In our baptism – we are baptized into community – into a family of all God’s children – you and me and Ananias and Saul – one family – one body. You see:
When your identity is in Jesus Christ,
and my identity is in Jesus Christ,
we are in Christ together.
There is no separation.
In Christ, we are baptized into life with each other.
There’s this moment in this morning’s Scripture – when Ananias lays hands on Saul, and prays for Saul – this man whom only yesterday Saul has been hunting down – “Brother Saul, be filled with the Holy Spirit.” And Scripture says that the scales fall from Saul’s eyes and he sees – imagine that – he sees – Ananias. There they are together, and in his experience of Resurrection, the first face that Saul sees is the face of his brother, Ananias. Saul’s vision of the Risen Christ, of Resurrection, is embodied in the voice, and the face, and the touch of his brother Ananias.

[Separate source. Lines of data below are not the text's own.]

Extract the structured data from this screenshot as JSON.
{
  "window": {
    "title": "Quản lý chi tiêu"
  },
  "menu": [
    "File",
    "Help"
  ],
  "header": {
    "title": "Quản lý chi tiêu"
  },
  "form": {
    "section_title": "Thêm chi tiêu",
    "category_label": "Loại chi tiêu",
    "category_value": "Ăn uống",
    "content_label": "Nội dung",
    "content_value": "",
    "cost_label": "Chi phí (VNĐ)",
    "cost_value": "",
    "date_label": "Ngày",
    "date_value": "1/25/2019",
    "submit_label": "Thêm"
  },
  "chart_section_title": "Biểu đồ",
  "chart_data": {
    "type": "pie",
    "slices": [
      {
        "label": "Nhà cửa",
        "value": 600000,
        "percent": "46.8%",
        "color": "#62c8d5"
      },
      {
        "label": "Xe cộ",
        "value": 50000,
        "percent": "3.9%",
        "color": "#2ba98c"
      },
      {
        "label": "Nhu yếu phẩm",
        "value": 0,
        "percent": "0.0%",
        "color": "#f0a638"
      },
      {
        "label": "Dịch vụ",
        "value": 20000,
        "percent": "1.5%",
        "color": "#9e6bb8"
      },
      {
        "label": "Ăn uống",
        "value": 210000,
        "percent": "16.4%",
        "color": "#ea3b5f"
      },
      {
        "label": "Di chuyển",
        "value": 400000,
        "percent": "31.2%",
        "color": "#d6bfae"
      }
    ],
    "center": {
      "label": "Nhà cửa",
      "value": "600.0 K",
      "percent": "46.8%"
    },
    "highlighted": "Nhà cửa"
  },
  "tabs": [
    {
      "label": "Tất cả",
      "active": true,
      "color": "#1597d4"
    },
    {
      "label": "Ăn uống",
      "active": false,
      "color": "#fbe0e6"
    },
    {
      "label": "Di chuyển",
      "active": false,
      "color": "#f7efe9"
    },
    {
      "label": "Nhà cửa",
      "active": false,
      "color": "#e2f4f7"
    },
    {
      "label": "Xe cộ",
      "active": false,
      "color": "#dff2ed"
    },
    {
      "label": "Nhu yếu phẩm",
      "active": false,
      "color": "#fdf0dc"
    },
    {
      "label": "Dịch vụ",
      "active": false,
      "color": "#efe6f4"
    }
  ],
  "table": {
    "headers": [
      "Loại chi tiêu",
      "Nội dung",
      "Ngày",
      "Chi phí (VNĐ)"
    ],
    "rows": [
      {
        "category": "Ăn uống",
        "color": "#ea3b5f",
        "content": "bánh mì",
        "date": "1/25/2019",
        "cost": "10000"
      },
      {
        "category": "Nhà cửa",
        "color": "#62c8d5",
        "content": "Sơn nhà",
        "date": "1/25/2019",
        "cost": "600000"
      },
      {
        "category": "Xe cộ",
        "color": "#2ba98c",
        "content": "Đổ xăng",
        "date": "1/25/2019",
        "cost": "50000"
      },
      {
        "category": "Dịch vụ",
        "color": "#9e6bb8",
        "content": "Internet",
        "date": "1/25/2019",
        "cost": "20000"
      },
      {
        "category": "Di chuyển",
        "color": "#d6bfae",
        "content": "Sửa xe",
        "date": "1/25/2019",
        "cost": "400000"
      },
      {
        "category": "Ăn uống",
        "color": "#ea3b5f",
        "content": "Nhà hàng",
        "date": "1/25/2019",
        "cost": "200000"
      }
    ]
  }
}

From this transforming experience of the Risen Christ, the Apostle Paul will come to insist on the welcome of all people. It is a welcome that he first experiences in Ananias – in Ananias’ words, in his touch, in his prayer, in his healing, in Ananias’s face-to-face presence in the midst of Saul’s deepest need. It is grace and Resurrection that we experience in each other, together.
In just a moment we will celebrate a baptism – the baptism of Phoebe Chavez. Phoebe has said that she is excited to be part of this church because she knows that, at this church, everyone is welcome. As we celebrate this baptism – and our own baptism – we experience Resurrection – life and love so much bigger than we ever imagined – right here, right now, and on into forever.
It is no small thing, no small thing – when today and every Sunday we say these words: Whoever you are, wherever you are on your spiritual journey, there is a place for You. Here.
© 2022 Scott Clark
 See https://www.togetherweserve.org/post/the-threshold-of-forgiveness-1-corinthians-15-1-11-fifth-sunday-after-epiphany  See Eric Barretto, Commentary on Working Preacher, at https://www.workingpreacher.org/commentaries/revised-common-lectionary/third-sunday-of-easter-3/commentary-on-acts-91-6-7-20-3 For general background on this passage and the life of Paul, see Udo Schnelle, Apostle Paul: His Life and Theology (trans. M.E. Boring) (New York: Baker Publishing Group, 2005); Eung Chun Park, Either Jew or Gentile: Paul’s Unfolding Theology of Inclusivity (Louisville, KY: Westminster John Knox Press, 2003).
Photo credit: Leo Rivas, used with permission via Unsplash.